A majority of Mangaung residents in the Free State have called for urgent strategies to fix the crumbling healthcare system to ensure that they receive quality services, especially at primary healthcare level. These sentiments where shared during public hearings on the National Health Insurance (NHI) Bill by the Portfolio Committee on Health at the Kagisanong Community Hall in Bloemfontein.
The committee was continuing its nationwide public hearings to hear if South Africans support the Bill and how it might need to be changed to ensure that it achieves its intended purpose. The Free State is the sixth province that the committee has visited in their public participation process.
While the majority supported the Bill, they raised concerns over various issues that hinder the delivery of quality healthcare currently. These include long queues at clinics and hospitals, the shortage of doctors and nurses, shortage of medication, and the poor attitude of healthcare workers towards their clients.
Mr Manyatso Mahlatsi from the Congress of South African Trade Unions (Cosatu) drew the committee’s attention to the terrible state of infrastructure within the healthcare sector and called for urgency in resolving its challenges. “As Cosatu, we are 100% behind the implementation of the NHI. But we are concerned by some challenges that continue to impact negatively on provision of quality services.

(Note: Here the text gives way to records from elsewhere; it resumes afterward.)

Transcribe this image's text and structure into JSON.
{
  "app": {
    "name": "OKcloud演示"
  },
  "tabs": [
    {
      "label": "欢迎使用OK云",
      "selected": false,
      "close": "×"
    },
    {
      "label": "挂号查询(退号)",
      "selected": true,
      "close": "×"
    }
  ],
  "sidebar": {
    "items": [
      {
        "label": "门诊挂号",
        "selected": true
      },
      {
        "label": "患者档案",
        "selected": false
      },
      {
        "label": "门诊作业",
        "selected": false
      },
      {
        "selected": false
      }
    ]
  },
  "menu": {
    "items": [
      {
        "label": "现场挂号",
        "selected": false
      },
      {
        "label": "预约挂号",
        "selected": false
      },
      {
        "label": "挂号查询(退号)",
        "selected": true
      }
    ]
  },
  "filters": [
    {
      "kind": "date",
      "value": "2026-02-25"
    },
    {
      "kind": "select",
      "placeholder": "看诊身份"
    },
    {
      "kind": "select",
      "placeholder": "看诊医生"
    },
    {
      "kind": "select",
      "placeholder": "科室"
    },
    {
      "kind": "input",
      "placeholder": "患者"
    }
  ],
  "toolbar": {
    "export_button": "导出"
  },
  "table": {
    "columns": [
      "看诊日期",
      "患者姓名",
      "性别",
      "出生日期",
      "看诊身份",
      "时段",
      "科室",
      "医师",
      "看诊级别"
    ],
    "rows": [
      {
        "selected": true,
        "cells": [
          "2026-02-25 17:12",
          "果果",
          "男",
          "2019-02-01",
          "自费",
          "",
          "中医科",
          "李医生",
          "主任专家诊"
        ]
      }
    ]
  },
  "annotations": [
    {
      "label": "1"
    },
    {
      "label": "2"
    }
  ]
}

“Our infrastructure in hospitals and clinics are experiencing acute backlogs in maintenance, which need to be sorted out. We hope that the NHI will have a transitional measure whereby the issue of the shortage of staff and refurbishment of healthcare facilities is going to be prioritised,” Mr Mahlatsi said.
Mr Mahlatsi also called for the establishment of a state-owned pharmaceutical company to ensure regulation of prices to avoid the depletion of funds due to high cost of medication from private pharmaceuticals.
For Mangaung resident Ms Esther Mjambane, she believes that this promise from the government of access to healthcare will be implemented, unlike the many other promises that have been broken before. “Currently we have to get to the clinic at seven in the morning, get a file only at 12. This in many cases means that you will not receive services at the clinic. We hope that NHI will assist in resolving these challenges,” Ms Mjambane said.
But residents where not all in support of the Bill, with many raising concerns about the susceptibility of the funds to corruption. For another resident, Bishop Malefane Matshitse, the NHI is bound to fail just like all other state-owned entities (SOEs). “SOEs have failed because of corruption. NHI will be another vehicle for corruption. As things stand, government is unable to handle healthcare. How will they handle NHI?”
Mr Matshitse also questioned the constitutionality of the Bill, especially because it will limit the right to choice as guaranteed by the Bill of Rights. He further called for the resolution of current challenges facing the healthcare system before any consideration is made of the NHI. “We must fix the problems within the public system first. You can’t want code 14 when you have failed code 8 drivers licence. You must first fix the basics and then we can implement our new plan,” Mr Matshitse said.
The Chairperson of the Committee, Dr Sibongiseni Dhlomo, said that issues raised by residents will be attended to by the provincial Department of Health. “Many people that spoke highlighted challenges they face on a daily basis when they visit healthcare facilities. The committee has committed to hold the department accountable and will invite, in the near future, the department to Cape Town to explain what they have done to resolve challenges faced in the department’s facilities,” Dr Dhlomo said.
The committee will continue its hearings in North West, Western Cape and Gauteng – the last three remaining provinces still to hold public hearings.
30 January 2020